What you have to do:
Go through the material under this sentence. Return every line holding "Дундаж".

══════

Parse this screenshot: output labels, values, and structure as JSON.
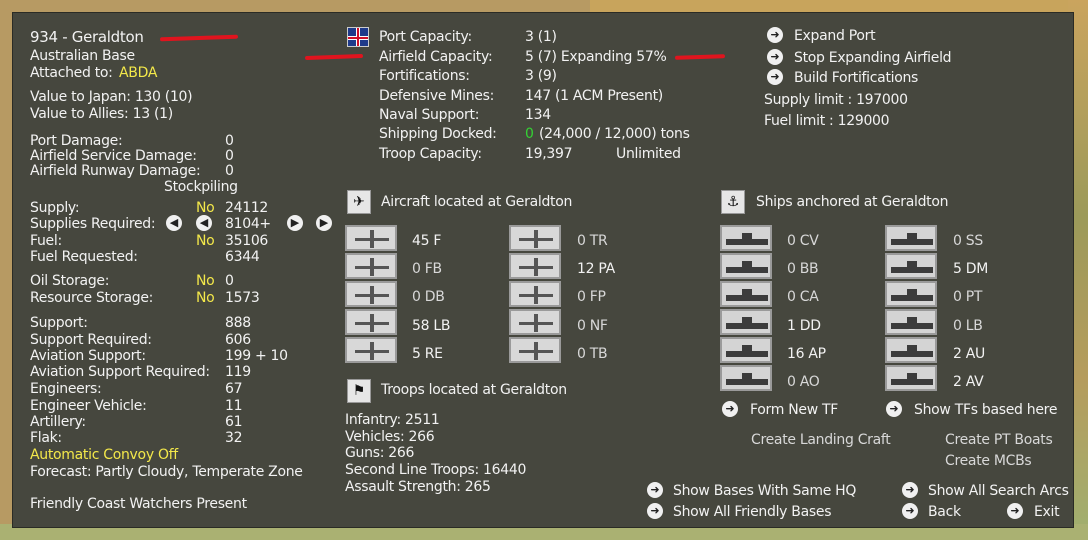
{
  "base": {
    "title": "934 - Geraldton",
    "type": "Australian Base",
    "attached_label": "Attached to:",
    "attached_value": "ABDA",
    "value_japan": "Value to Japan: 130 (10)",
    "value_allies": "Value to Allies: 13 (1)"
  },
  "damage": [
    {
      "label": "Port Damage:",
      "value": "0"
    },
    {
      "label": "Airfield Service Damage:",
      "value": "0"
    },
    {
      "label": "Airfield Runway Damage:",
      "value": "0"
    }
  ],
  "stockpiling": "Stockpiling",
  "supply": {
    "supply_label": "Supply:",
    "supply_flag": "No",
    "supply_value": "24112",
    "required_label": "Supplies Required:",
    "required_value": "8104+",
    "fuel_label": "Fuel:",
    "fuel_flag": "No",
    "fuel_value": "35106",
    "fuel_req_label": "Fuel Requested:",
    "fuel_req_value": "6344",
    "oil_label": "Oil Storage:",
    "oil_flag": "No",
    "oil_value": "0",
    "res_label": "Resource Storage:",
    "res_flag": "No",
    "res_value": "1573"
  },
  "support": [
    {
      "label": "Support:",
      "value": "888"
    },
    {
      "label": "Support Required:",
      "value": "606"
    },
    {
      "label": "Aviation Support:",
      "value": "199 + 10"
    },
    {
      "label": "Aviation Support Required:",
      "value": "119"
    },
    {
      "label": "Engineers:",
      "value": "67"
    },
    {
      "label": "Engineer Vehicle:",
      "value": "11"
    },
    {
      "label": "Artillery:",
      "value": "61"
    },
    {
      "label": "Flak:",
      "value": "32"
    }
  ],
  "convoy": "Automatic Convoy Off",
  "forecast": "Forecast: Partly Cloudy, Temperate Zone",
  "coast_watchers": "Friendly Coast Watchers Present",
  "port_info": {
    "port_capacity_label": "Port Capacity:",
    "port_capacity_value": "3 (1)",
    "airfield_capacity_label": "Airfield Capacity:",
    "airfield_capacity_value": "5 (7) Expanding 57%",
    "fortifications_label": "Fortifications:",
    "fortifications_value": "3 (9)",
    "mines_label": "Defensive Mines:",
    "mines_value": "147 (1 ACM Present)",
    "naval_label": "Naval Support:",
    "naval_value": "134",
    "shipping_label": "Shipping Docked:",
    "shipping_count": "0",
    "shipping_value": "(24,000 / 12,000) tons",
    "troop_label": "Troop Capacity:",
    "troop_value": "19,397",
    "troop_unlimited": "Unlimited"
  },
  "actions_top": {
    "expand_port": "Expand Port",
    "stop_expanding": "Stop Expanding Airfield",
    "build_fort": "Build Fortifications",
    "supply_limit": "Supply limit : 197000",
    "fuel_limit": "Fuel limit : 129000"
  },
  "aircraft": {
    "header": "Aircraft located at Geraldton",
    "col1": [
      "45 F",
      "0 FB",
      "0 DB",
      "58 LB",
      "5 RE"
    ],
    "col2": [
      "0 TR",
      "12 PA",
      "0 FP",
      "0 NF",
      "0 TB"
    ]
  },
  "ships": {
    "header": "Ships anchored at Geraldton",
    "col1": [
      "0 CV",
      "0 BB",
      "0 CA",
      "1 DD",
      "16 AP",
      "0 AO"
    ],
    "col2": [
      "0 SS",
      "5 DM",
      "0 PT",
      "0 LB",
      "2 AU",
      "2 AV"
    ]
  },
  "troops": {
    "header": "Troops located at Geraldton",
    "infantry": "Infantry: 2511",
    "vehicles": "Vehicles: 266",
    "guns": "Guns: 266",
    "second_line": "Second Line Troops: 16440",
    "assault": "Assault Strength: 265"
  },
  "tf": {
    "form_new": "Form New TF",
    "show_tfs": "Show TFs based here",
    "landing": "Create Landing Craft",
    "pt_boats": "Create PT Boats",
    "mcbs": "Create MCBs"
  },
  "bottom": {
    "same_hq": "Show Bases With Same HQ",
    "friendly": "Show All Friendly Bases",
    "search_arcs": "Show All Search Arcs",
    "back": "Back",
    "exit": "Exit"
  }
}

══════

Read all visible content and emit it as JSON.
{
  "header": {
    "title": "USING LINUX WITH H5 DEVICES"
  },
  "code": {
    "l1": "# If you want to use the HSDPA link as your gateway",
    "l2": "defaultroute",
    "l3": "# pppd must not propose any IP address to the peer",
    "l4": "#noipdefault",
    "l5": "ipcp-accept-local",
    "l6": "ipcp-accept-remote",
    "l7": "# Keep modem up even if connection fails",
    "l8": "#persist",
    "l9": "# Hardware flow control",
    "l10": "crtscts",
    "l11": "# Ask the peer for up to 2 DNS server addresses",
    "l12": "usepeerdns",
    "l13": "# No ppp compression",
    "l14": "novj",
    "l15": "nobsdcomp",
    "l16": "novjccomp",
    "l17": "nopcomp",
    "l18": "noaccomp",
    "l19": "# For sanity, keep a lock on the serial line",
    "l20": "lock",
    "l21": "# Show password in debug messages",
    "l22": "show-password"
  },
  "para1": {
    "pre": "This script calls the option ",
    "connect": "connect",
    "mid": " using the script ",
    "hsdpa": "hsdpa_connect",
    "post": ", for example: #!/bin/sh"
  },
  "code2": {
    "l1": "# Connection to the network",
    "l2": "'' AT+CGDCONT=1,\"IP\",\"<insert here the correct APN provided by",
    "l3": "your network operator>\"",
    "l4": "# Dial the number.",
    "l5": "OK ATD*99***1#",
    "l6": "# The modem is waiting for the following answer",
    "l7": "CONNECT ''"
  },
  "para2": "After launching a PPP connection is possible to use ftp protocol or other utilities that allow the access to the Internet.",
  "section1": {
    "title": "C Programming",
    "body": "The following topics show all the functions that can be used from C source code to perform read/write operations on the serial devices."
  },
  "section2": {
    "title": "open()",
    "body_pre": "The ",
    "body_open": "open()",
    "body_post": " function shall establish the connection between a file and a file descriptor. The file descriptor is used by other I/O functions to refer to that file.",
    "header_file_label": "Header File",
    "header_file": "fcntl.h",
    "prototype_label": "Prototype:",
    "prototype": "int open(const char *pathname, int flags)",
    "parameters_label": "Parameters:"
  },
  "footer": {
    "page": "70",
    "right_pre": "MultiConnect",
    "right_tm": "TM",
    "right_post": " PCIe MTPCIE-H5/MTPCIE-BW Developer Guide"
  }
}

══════

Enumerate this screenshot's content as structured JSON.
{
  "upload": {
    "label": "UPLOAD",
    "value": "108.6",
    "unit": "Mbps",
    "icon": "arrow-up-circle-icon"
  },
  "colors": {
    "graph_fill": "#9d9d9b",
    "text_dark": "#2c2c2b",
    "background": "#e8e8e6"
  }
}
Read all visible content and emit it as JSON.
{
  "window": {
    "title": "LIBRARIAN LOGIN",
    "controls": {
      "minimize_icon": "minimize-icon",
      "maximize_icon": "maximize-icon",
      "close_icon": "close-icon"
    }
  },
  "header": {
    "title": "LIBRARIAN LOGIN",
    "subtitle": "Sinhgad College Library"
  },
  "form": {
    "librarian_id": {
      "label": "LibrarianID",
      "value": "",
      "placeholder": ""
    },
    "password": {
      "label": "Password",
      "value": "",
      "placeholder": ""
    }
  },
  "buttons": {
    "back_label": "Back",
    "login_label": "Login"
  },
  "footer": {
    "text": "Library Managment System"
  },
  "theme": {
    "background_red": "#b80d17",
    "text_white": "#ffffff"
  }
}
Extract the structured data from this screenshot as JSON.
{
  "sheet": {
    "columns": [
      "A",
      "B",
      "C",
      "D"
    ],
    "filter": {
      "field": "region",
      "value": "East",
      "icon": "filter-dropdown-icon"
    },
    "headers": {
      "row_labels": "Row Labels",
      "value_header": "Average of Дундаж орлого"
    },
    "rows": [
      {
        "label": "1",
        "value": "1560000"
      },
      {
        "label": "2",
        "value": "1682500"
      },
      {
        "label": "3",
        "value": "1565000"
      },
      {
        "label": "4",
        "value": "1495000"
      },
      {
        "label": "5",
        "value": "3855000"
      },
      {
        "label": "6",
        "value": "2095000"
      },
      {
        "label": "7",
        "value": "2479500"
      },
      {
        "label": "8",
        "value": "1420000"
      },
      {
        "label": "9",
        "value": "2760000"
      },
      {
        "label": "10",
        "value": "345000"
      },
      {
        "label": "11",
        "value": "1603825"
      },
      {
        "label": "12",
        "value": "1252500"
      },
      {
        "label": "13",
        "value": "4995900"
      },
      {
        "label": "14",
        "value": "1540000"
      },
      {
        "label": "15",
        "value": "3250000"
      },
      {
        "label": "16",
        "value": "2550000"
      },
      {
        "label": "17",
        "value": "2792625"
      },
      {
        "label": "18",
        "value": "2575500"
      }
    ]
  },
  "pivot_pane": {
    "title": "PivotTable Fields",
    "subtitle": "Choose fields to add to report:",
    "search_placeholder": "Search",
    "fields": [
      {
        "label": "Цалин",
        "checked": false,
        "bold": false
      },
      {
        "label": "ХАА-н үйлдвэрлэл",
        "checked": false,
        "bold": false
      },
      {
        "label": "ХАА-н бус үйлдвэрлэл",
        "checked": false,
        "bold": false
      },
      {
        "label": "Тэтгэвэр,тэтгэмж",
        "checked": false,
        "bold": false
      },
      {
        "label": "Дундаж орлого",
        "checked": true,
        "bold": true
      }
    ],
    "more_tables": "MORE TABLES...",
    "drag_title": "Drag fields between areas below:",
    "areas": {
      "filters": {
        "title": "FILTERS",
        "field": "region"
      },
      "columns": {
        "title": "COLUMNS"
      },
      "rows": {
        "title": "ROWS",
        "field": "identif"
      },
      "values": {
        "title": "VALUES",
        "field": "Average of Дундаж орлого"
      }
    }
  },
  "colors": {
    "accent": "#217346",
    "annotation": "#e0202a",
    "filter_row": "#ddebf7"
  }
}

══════

Completed exercise:
      "value_header": "Average of Дундаж орлого"
        "label": "Дундаж орлого",
        "field": "Average of Дундаж орлого"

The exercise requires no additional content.